Same thing with Shane and David. Everybody is making the wrong choices here. That's another thing I wanted to play on. I think almost all of us have had strong feelings for someone that didn't have strong feelings back toward us. We don't hear it. It should be obvious to us, but we don't want to hear it. We hear something else, even when it's obvious to everyone around them. So that's also what's at work here as far as all the love triangles going on here. They're all in love with the wrong person. That's what gets played out because of this underlying trauma between the two brothers.
What do you like best about character-based films?
I've always been attracted to these situations where characters have to deal with something. They can't get out. That's why I love movies like The Boys in the Band. The Birthday Party by Harold Pinter. I'm just attracted to that material in general, because they can't escape. They have to deal with it. I find that's inherently absorbing if it's done right and can bring about a lot of interesting tension and storytelling and character examination. I like all of the characters in Brotherly Lies. In a way they're brave, because they do end up facing it and letting the ash fall where it falls.

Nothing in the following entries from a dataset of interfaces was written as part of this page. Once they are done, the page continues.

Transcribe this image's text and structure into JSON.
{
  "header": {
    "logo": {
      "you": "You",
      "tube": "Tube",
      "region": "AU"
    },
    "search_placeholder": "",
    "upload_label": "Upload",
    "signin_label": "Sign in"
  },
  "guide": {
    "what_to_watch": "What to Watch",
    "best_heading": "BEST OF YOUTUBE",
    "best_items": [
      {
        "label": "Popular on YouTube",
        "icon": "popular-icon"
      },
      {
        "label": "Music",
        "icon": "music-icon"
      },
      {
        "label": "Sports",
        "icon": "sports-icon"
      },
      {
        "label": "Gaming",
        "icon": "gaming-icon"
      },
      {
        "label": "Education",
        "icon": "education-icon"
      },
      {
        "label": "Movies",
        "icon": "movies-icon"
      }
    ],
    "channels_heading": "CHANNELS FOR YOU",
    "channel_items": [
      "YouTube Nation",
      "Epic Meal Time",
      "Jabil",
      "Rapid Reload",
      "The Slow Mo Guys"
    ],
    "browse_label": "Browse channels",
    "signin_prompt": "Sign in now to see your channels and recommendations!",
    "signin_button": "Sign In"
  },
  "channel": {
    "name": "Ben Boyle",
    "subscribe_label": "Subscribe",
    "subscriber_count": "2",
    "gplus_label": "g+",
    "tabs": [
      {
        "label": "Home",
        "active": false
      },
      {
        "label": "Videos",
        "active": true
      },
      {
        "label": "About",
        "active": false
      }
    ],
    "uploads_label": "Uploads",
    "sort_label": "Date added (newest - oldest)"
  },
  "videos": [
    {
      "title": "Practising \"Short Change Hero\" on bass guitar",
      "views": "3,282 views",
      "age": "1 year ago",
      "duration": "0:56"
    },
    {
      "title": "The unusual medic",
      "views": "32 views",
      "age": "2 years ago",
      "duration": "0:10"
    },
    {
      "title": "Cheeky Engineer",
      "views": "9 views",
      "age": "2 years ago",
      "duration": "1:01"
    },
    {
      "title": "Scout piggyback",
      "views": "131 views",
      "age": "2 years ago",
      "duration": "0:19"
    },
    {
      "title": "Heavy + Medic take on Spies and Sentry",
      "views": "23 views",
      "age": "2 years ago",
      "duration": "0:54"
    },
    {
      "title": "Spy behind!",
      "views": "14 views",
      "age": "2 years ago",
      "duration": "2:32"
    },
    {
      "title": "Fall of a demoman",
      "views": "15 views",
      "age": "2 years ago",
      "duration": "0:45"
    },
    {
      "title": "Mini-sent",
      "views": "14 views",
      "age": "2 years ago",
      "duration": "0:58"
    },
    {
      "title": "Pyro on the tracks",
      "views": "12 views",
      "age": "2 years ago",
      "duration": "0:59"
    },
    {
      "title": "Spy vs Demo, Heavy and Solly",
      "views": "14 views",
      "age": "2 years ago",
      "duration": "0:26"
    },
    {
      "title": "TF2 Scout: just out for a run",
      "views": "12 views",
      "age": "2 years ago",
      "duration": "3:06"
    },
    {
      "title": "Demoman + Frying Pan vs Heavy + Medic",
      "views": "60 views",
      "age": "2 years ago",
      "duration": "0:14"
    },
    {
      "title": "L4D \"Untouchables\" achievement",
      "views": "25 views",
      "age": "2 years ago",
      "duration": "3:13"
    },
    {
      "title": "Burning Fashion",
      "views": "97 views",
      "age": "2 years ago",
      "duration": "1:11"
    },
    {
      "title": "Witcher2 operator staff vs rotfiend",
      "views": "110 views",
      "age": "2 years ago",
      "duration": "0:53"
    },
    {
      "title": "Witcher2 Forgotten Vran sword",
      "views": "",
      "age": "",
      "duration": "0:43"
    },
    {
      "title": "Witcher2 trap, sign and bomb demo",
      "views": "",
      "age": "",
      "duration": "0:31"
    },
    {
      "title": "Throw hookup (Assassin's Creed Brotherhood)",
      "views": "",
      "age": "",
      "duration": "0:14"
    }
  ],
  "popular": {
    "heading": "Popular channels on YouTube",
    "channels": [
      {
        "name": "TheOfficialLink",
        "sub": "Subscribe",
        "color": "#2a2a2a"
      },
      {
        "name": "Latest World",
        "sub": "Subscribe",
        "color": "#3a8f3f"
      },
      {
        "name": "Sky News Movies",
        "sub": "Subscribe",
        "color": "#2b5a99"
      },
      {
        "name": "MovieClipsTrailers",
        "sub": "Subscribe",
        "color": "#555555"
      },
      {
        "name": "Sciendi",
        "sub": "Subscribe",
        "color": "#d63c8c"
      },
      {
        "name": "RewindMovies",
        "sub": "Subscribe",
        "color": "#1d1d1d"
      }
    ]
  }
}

You started your own film company, Diamond in the Rough, with Mark Balunis in 2000. Was that a statement at the time that filmmaking was your future?
If you look at the root of it, attending film school in 1997 is where I realized, ‘Yeah, I can do this. I definitely have the head space for it.’
In 2001, we shot a film called Pins and Needles. That was my first LGBT film. First time I'd ever done anything like that. We had a great run with that film. We got into festivals and we got people talking about it. We won a couple awards. We had this screening at the Vogue Theater in Hollywood as part of the New York International Independent Film Festival. Something like 380 people showed up to that theater. I don't know who they were. I don't know how they got there. Mark and I were there, and we were just flabbergasted by this. I said, ‘This is special. This is a kind of a fantasy come true.’
Then I taught high school for 11 years, and when I left teaching in 2012, we formalized Diamond in the Rough as an LLC. It really wasn't until we made Shadows of Mind that we said, ‘We got to really do it for real. We've got to spend some money and see if we can make something that a distributor can pick up.’ We did that. We succeeded with that. So 2017, I guess, was really the point of no return that ‘I’m going down the rabbit hole, no matter where it leads,’ and still doing it.
What is the future for indie filmmakers like yourself?
The one thing I try and tell indie filmmakers who are discouraged or frustrated, I say, ‘There's still a huge need for content. People still want to see films. We should be grateful for that. They still want to watch. They still want to look. Let's focus on that.’ I'm proof right here that you can make the film that you want to make and it's getting out there. People want to see it. That's why I'm just super grateful to Cinema Diverse for programming it because they saw what I saw, which is great.